Mr Hodgson gives us no flattering account of the plan adopted by the British government, to induce emigrants to settle in Upper Canada. Public lands on the borders of the old settlements are parcelled into townships, and the townships are divided into lots of one hundred acres each. These lands are assigned for distribution among persons, who will go out and take them up on the following terms.
Land offices are stationed in suitable places, to one of which the emigrant must apply, after he has selected the township in which he purposes to settle, and he receives a ticket specifying the hundred acres, which have fallen to his share. He has no other choice, except of the township; the particular part, which he is to occupy, is decided by lot. When he has cleared five acres, made a certain portion of road, and promised, by a formal agreement, that he will not dispose of the land under three years, he is favored with a title. The distributions are made at stated periods, and it often happens, that the impatient emigrant finds his allotted acres to be a waste of rocks, waters, or swamps. No remedy is left, but to wait till the time of another distribution comes round, and perhaps another, before he becomes possessed of such lands as can be cultivated. In the mean time, he is living with his family at expense, without resources or friends. In addition to these terms, the fees of office requisite for gaining possession of land amount to more than half the sum, for which they could be purchased; so that this pretended gift of the government is in reality a burden on the unfortunate sufferers, who are seduced away from their homes by imaginary prospects of relief and comfort in a wilderness. We can easily credit Mr Hodgson when he says, that there is not one emigrant in five hundred, who does not feel bitterly disappointed on his arrival at Quebec;' and we question not, that his servant James decided wisely, if this was the kind of emigration, which he contemplated for himself and wife.

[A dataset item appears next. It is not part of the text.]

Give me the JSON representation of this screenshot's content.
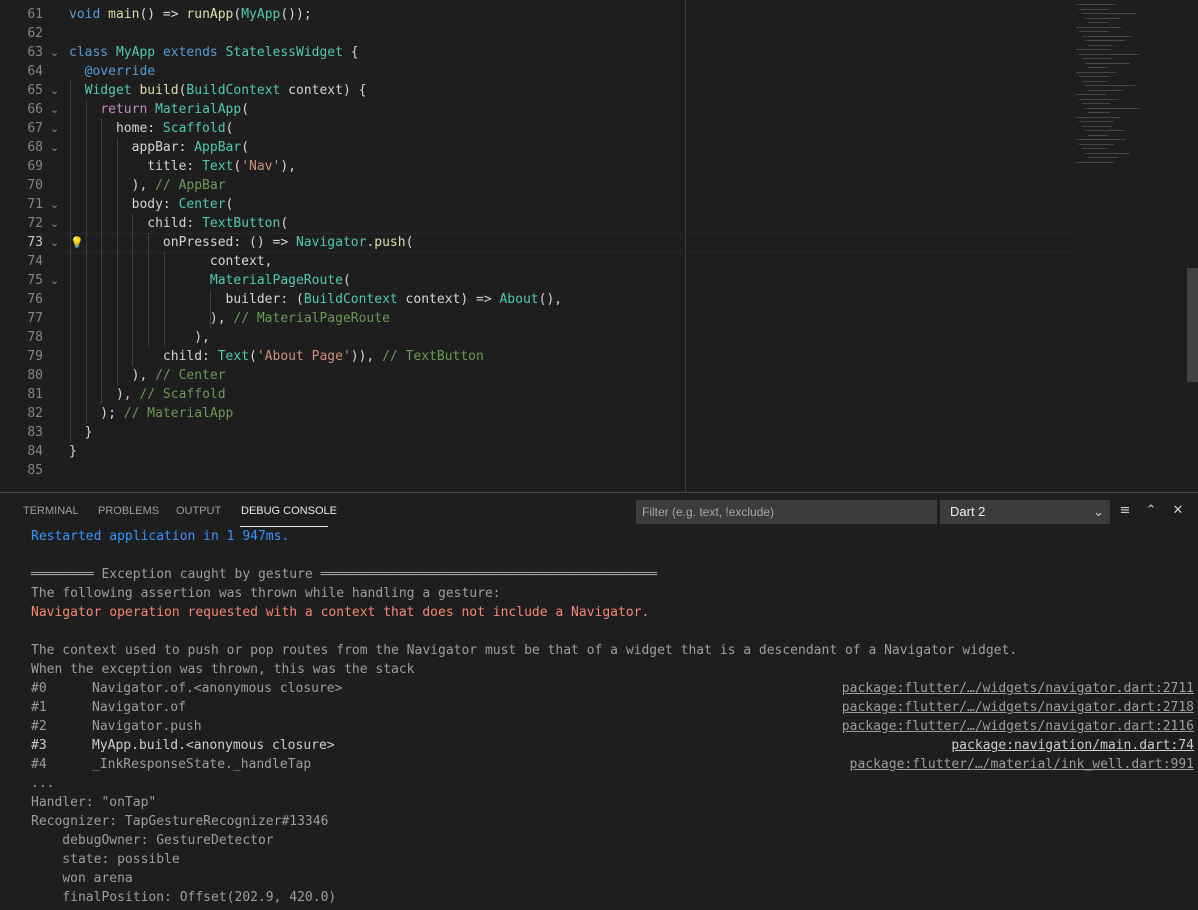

Our author has such a rambling way of narrating his adventures, and so successfully sets at defiance the rules of unity and method in arranging his materials, that we shall attempt neither to unravel the thread of his wanderings, nor to bring them into a chronological sequence. At the commencement of his eleventh letter we find him in Washington, listening to the debates on the Missouri question, and making